* [Data for this exercise]
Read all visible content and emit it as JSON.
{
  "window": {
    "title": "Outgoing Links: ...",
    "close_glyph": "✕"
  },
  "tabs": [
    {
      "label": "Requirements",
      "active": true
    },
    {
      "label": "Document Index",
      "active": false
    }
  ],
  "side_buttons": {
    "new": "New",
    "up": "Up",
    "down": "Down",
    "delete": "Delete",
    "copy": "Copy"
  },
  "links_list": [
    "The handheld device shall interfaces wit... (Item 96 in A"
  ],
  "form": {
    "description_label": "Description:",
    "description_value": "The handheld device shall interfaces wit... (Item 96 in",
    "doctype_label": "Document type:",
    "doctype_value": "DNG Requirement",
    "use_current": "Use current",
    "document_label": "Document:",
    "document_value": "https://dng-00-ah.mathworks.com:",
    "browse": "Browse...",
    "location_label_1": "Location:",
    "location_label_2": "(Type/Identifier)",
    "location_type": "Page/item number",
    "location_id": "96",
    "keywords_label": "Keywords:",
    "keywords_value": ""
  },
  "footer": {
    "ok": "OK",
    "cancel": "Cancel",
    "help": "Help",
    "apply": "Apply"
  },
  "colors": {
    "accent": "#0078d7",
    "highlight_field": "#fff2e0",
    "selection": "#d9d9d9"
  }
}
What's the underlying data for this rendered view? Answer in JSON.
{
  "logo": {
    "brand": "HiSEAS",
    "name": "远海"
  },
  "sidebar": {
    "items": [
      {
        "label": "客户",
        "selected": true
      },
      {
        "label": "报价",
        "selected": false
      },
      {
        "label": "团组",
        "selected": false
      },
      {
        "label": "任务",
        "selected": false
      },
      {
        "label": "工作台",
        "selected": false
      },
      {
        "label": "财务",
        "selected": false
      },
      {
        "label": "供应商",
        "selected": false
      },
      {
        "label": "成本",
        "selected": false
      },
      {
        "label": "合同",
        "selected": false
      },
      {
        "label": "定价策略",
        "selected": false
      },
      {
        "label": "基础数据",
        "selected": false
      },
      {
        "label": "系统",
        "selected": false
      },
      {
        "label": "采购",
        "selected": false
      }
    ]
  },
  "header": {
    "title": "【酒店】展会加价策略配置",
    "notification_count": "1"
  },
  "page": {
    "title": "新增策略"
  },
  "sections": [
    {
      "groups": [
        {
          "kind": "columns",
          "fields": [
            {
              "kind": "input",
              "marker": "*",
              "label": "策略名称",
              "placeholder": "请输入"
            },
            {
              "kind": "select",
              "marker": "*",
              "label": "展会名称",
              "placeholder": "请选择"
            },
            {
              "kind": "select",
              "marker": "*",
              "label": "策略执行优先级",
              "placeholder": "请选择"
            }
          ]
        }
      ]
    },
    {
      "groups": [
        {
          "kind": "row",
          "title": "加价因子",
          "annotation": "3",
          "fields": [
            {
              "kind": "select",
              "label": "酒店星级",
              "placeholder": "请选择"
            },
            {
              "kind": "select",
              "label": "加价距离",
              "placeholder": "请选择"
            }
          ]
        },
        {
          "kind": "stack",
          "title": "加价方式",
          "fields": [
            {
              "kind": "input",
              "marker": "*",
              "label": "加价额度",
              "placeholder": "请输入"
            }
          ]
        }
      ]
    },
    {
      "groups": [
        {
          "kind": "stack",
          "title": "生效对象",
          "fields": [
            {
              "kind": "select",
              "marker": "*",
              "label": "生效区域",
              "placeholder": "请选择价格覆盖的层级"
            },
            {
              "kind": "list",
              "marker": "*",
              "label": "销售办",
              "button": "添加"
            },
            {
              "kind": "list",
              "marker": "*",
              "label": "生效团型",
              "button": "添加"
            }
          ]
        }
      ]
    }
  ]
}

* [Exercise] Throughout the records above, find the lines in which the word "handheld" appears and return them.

* [Solution to this problem]
    "The handheld device shall interfaces wit... (Item 96 in A"
    "description_value": "The handheld device shall interfaces wit... (Item 96 in",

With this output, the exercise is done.